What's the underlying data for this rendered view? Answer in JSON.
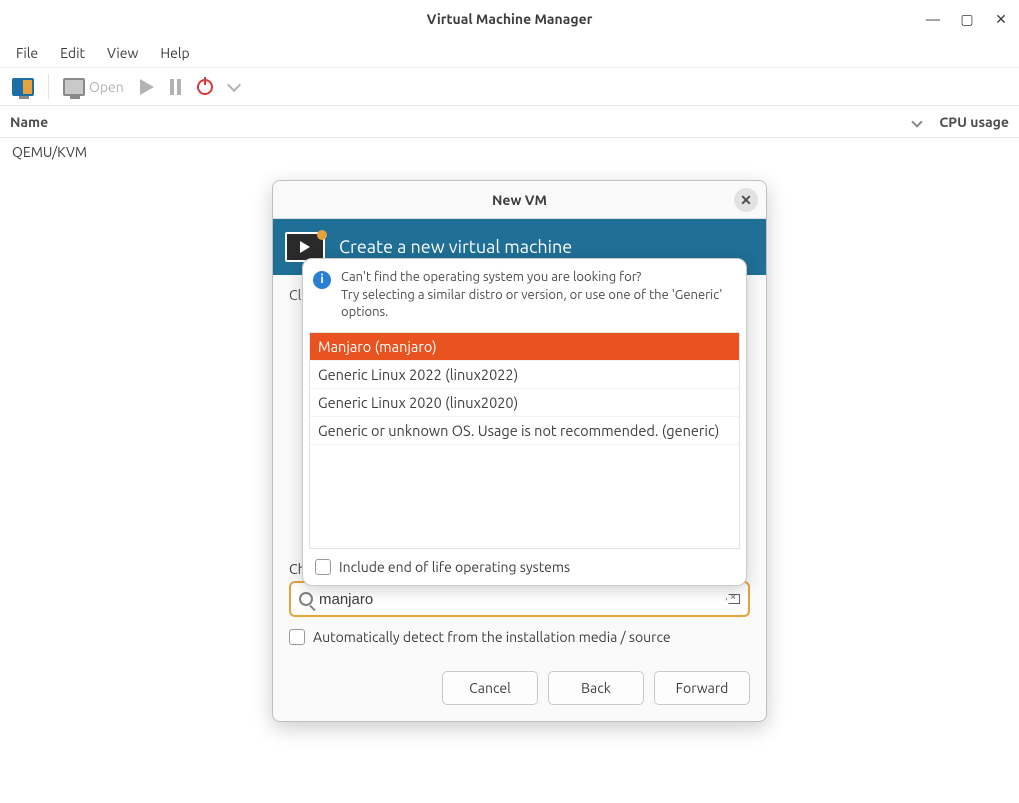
{
  "window": {
    "title": "Virtual Machine Manager"
  },
  "menu": {
    "file": "File",
    "edit": "Edit",
    "view": "View",
    "help": "Help"
  },
  "toolbar": {
    "open": "Open"
  },
  "columns": {
    "name": "Name",
    "cpu": "CPU usage"
  },
  "connections": {
    "qemu": "QEMU/KVM"
  },
  "dialog": {
    "title": "New VM",
    "banner": "Create a new virtual machine",
    "choose_partial_left": "Cl",
    "choose_os_label": "Choose the operating system you are installing:",
    "choose_os_partial": "Choose the operating system you        installing.",
    "search_value": "manjaro",
    "auto_detect": "Automatically detect from the installation media / source",
    "cancel": "Cancel",
    "back": "Back",
    "forward": "Forward"
  },
  "popover": {
    "hint_line1": "Can't find the operating system you are looking for?",
    "hint_line2": "Try selecting a similar distro or version, or use one of the 'Generic' options.",
    "items": [
      "Manjaro (manjaro)",
      "Generic Linux 2022 (linux2022)",
      "Generic Linux 2020 (linux2020)",
      "Generic or unknown OS. Usage is not recommended. (generic)"
    ],
    "include_eol": "Include end of life operating systems"
  }
}
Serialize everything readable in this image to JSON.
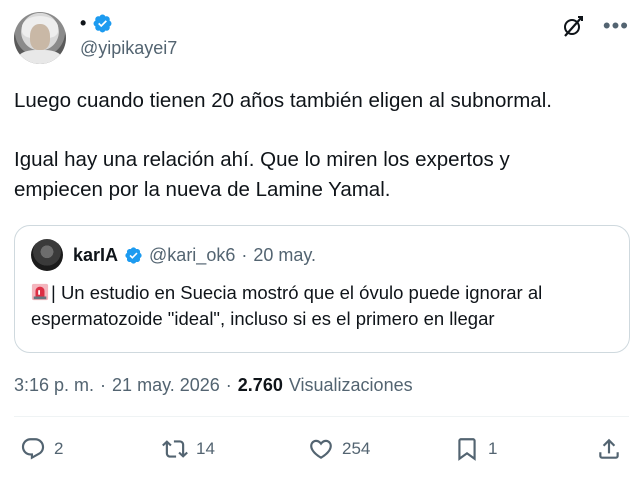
{
  "author": {
    "display_name": "•",
    "handle": "@yipikayei7"
  },
  "tweet": {
    "paragraph1": "Luego cuando tienen 20 años también eligen al subnormal.",
    "paragraph2_line1": "Igual hay una relación ahí. Que lo miren los expertos y",
    "paragraph2_line2": "empiecen por la nueva de Lamine Yamal."
  },
  "quote": {
    "display_name": "karIA",
    "handle": "@kari_ok6",
    "separator": "·",
    "date": "20 may.",
    "emoji": "rotating-light-emoji",
    "text_line1": "| Un estudio en Suecia mostró que el óvulo puede ignorar al",
    "text_line2": "espermatozoide \"ideal\",  incluso si es el primero en llegar"
  },
  "meta": {
    "time": "3:16 p. m.",
    "sep1": "·",
    "date": "21 may. 2026",
    "sep2": "·",
    "views_count": "2.760",
    "views_label": "Visualizaciones"
  },
  "actions": {
    "replies": "2",
    "reposts": "14",
    "likes": "254",
    "bookmarks": "1"
  },
  "colors": {
    "verified_blue": "#1d9bf0",
    "secondary_text": "#536471",
    "primary_text": "#0f1419",
    "border": "#cfd9de"
  },
  "icons": [
    "verified-badge-icon",
    "grok-icon",
    "more-icon",
    "reply-icon",
    "repost-icon",
    "like-icon",
    "bookmark-icon",
    "share-icon"
  ]
}
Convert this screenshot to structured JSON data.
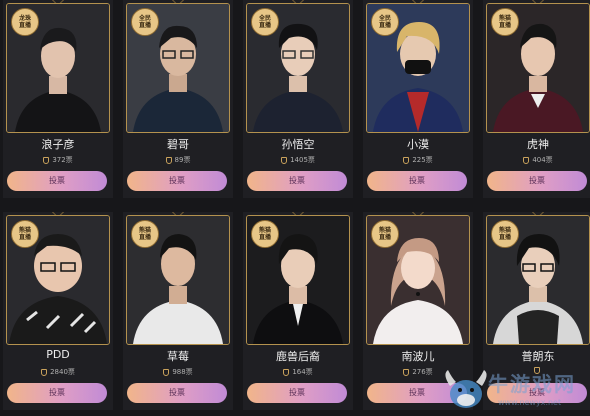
{
  "vote_label": "投票",
  "cards": [
    {
      "name": "浪子彦",
      "votes": "372票",
      "badge": "龙珠直播"
    },
    {
      "name": "碧哥",
      "votes": "89票",
      "badge": "全民直播"
    },
    {
      "name": "孙悟空",
      "votes": "1405票",
      "badge": "全民直播"
    },
    {
      "name": "小漠",
      "votes": "225票",
      "badge": "全民直播"
    },
    {
      "name": "虎神",
      "votes": "404票",
      "badge": "熊猫直播"
    },
    {
      "name": "PDD",
      "votes": "2840票",
      "badge": "熊猫直播"
    },
    {
      "name": "草莓",
      "votes": "988票",
      "badge": "熊猫直播"
    },
    {
      "name": "鹿兽后裔",
      "votes": "164票",
      "badge": "熊猫直播"
    },
    {
      "name": "南波儿",
      "votes": "276票",
      "badge": "熊猫直播"
    },
    {
      "name": "普朗东",
      "votes": "",
      "badge": "熊猫直播"
    }
  ],
  "watermark": {
    "text": "牛游戏网",
    "url": "www.newyx.net"
  },
  "colors": {
    "accent_gold": "#b4924e",
    "button_start": "#f1b58a",
    "button_end": "#c18bd6"
  }
}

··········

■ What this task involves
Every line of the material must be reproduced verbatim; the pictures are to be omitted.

■ Completed task
What's the underlying data for this rendered view? Answer in JSON.
{
  "window": {
    "title": "Virtual Machine Manager"
  },
  "menu": {
    "file": "File",
    "edit": "Edit",
    "view": "View",
    "help": "Help"
  },
  "toolbar": {
    "open": "Open"
  },
  "columns": {
    "name": "Name",
    "cpu": "CPU usage"
  },
  "connections": {
    "qemu": "QEMU/KVM"
  },
  "dialog": {
    "title": "New VM",
    "banner": "Create a new virtual machine",
    "choose_partial_left": "Cl",
    "choose_os_label": "Choose the operating system you are installing:",
    "choose_os_partial": "Choose the operating system you        installing.",
    "search_value": "manjaro",
    "auto_detect": "Automatically detect from the installation media / source",
    "cancel": "Cancel",
    "back": "Back",
    "forward": "Forward"
  },
  "popover": {
    "hint_line1": "Can't find the operating system you are looking for?",
    "hint_line2": "Try selecting a similar distro or version, or use one of the 'Generic' options.",
    "items": [
      "Manjaro (manjaro)",
      "Generic Linux 2022 (linux2022)",
      "Generic Linux 2020 (linux2020)",
      "Generic or unknown OS. Usage is not recommended. (generic)"
    ],
    "include_eol": "Include end of life operating systems"
  }
}
Serialize everything readable in this image to JSON.
{
  "author": {
    "display_name": "•",
    "handle": "@yipikayei7"
  },
  "tweet": {
    "paragraph1": "Luego cuando tienen 20 años también eligen al subnormal.",
    "paragraph2_line1": "Igual hay una relación ahí. Que lo miren los expertos y",
    "paragraph2_line2": "empiecen por la nueva de Lamine Yamal."
  },
  "quote": {
    "display_name": "karIA",
    "handle": "@kari_ok6",
    "separator": "·",
    "date": "20 may.",
    "emoji": "rotating-light-emoji",
    "text_line1": "| Un estudio en Suecia mostró que el óvulo puede ignorar al",
    "text_line2": "espermatozoide \"ideal\",  incluso si es el primero en llegar"
  },
  "meta": {
    "time": "3:16 p. m.",
    "sep1": "·",
    "date": "21 may. 2026",
    "sep2": "·",
    "views_count": "2.760",
    "views_label": "Visualizaciones"
  },
  "actions": {
    "replies": "2",
    "reposts": "14",
    "likes": "254",
    "bookmarks": "1"
  },
  "colors": {
    "verified_blue": "#1d9bf0",
    "secondary_text": "#536471",
    "primary_text": "#0f1419",
    "border": "#cfd9de"
  },
  "icons": [
    "verified-badge-icon",
    "grok-icon",
    "more-icon",
    "reply-icon",
    "repost-icon",
    "like-icon",
    "bookmark-icon",
    "share-icon"
  ]
}
Convert this screenshot to structured JSON data.
{
  "vote_label": "投票",
  "cards": [
    {
      "name": "浪子彦",
      "votes": "372票",
      "badge": "龙珠直播"
    },
    {
      "name": "碧哥",
      "votes": "89票",
      "badge": "全民直播"
    },
    {
      "name": "孙悟空",
      "votes": "1405票",
      "badge": "全民直播"
    },
    {
      "name": "小漠",
      "votes": "225票",
      "badge": "全民直播"
    },
    {
      "name": "虎神",
      "votes": "404票",
      "badge": "熊猫直播"
    },
    {
      "name": "PDD",
      "votes": "2840票",
      "badge": "熊猫直播"
    },
    {
      "name": "草莓",
      "votes": "988票",
      "badge": "熊猫直播"
    },
    {
      "name": "鹿兽后裔",
      "votes": "164票",
      "badge": "熊猫直播"
    },
    {
      "name": "南波儿",
      "votes": "276票",
      "badge": "熊猫直播"
    },
    {
      "name": "普朗东",
      "votes": "",
      "badge": "熊猫直播"
    }
  ],
  "watermark": {
    "text": "牛游戏网",
    "url": "www.newyx.net"
  },
  "colors": {
    "accent_gold": "#b4924e",
    "button_start": "#f1b58a",
    "button_end": "#c18bd6"
  }
}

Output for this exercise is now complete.